He was distracted by the whimpering and thumping of the agonized creature behind them and glanced back at it yet again. “Are you sure we can’t do anything?” “There is no help possible.”
Before I got to these scene, I’d been flip flopping between who my favorite character was- Harry or Neville, but when I read this part (sobbing my eyes out, I might add) I had to choose Harry (but Neville is a VERY close second).
This affinity to save, to do good, to help if he can, is the very epitome of Harry, and even when Dumbledore tells him he cannot do anything to save it, he still feels sorry for it. It’s a trait that so many other characters do not share- similar to when Harry had saved Fleur’s little sister in the Great Lake during the Triwizard tournament when he didn’t have to, and when no one else bothered. And it’s something that is so enormously difficult for other characters to learn, such as Dumbledore. It took him years, and deadly mistakes, to realize that his and Grindelwald’s means of achieving the “greater good” did in fact no good at all, if it meant that innocents had to be sacrificed to get it.
I think another reason this part hit me so powerfully this time around is the fact that I’d been reading the four gospels around the same time, and the themes that run so powerfully through both of these came together in such an emotional way for me.
Kindness – and doing good despite pain – is so immensely difficult, and must be learned sometimes. And even though Harry feels naturally compelled to help the helpless, he still chooses to go back and finish his work against Voldemort for a brighter future and so that more lives may be saved
“I’ve got to go back, haven’t I?”
“That is up to you.”
“I’ve got a choice?”
“Oh yes.” Dumbledore smiled at him. “We are in King’s Cross, you say? I think that if you decided not to go back, you would be able to . . . let’s say . . . board a train.”
“And where would it take me?”
“On,” said Dumbledore simply
In conclusion, I adore Harry infinitely.
I love the epilogue.
I’m going to be brief here. I liked the epilogue the first time I read it. Then it was kind of annoying, once I’d engaged in discussion about it (the name Albus Severus is bad, blah blah, etc, etc.), but now, reading it for the umpteenth time, I love it. It’s adorable. It’s heartwarming and funny. Harry’s children pick on each other and Harry’s a good dad and Teddy Lupin is kissing one of the Weasley daughters.
“Oh, it would be lovely if they got married,” whispered Lily ecstatically. “Teddy would really be part of the family then!”
“He already comes round for dinner about four times a week,” said Harry. “Why don’t we just invite him to live with us and have done with it?”
“Yeah!” said James enthusiastically.
“I don’t mind sharing a room with Al—Teddy could have my room!”

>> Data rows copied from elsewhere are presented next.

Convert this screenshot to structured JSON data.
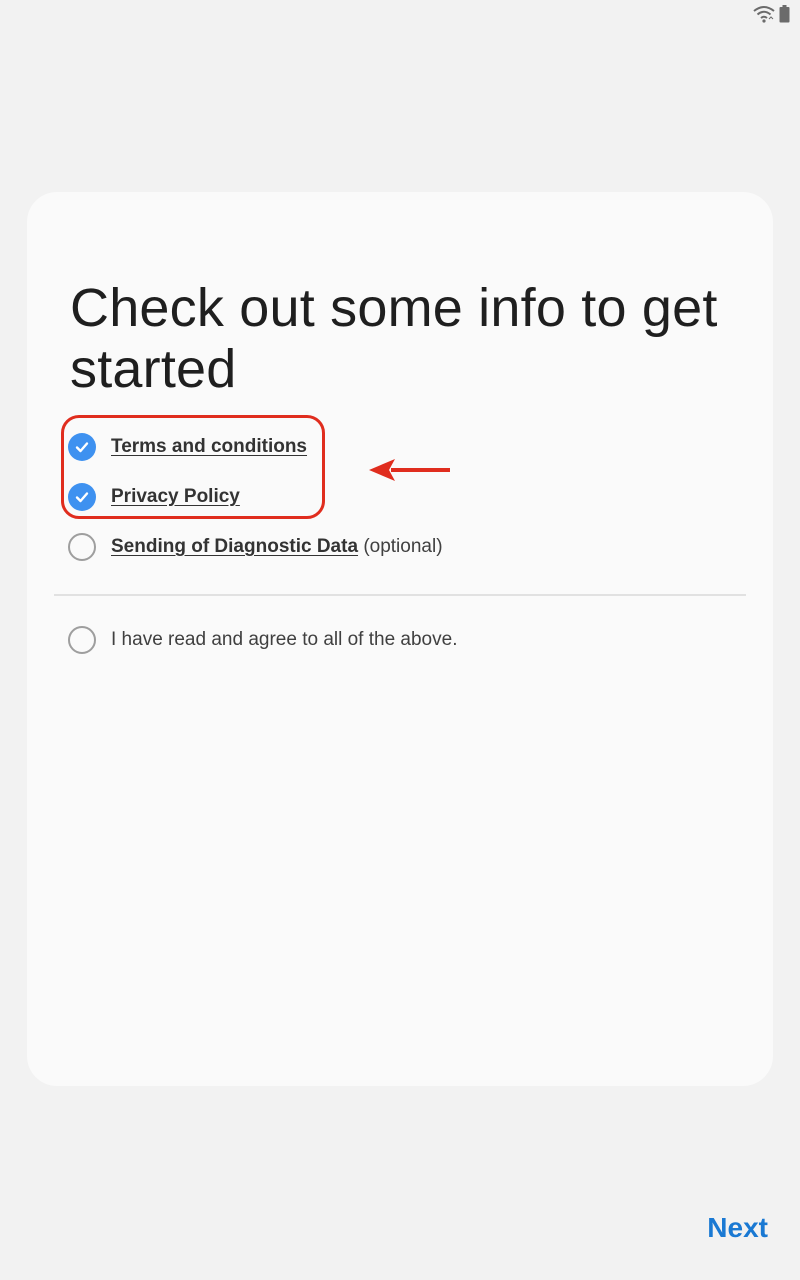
{
  "header": {
    "title": "Check out some info to get started"
  },
  "agreements": [
    {
      "label": "Terms and conditions",
      "checked": true
    },
    {
      "label": "Privacy Policy",
      "checked": true
    },
    {
      "label": "Sending of Diagnostic Data",
      "suffix": "(optional)",
      "checked": false
    }
  ],
  "agree_all": {
    "label": "I have read and agree to all of the above.",
    "checked": false
  },
  "footer": {
    "next_label": "Next"
  },
  "colors": {
    "accent": "#1a79d3",
    "checkbox_checked": "#3e91f0",
    "annotation": "#e02d1e"
  },
  "icons": {
    "status": [
      "wifi-icon",
      "battery-icon"
    ],
    "checkbox": "checkmark-icon",
    "annotation": "arrow-left-icon"
  }
}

“No,” said Harry firmly, “you and Al will share a room only when I want the house demolished.”
I love funny dad Harry. And funny husband Ron-
“Parked all right, then?” Ron asked Harry. “I did. Hermione didn’t believe I could pass a Muggle driving test, did you? She thought I’d have to Confund the examiner.”
“No, I didn’t,” said Hermione, “I had complete faith in you.”
“As a matter of fact, I did Confund him,” Ron whispered to Harry, as together they lifted Albus’s trunk and owl onto the train. “I only forgot to look in the wing mirror, and let’s face it, I can use a Supersensory Charm for that.”
And ending it all off with that last reminder that everything is up to choice-
“But just say—”
“—then Slytherin House will have gained an excellent student, won’t it? It doesn’t matter to us, Al. But if it matters to you, you’ll be able to choose Gryffindor over Slytherin. The Sorting Hat takes your choice into account.”
“It did for me,” said Harry.
He had never told any of his children that before, and he saw the wonder in Albus’s face when he said it.
It’s heartwarming and sweet, and all ends well, which is GOOD AND REASSURING and I’m terrified of what The Cursed Child this summer is going to do to destroy that. I’m excited, of course. But I also like my characters being well forever.
I love the epilogue. And I love Harry Potter. I wonder what I’ll have to say after I read them again in a few years.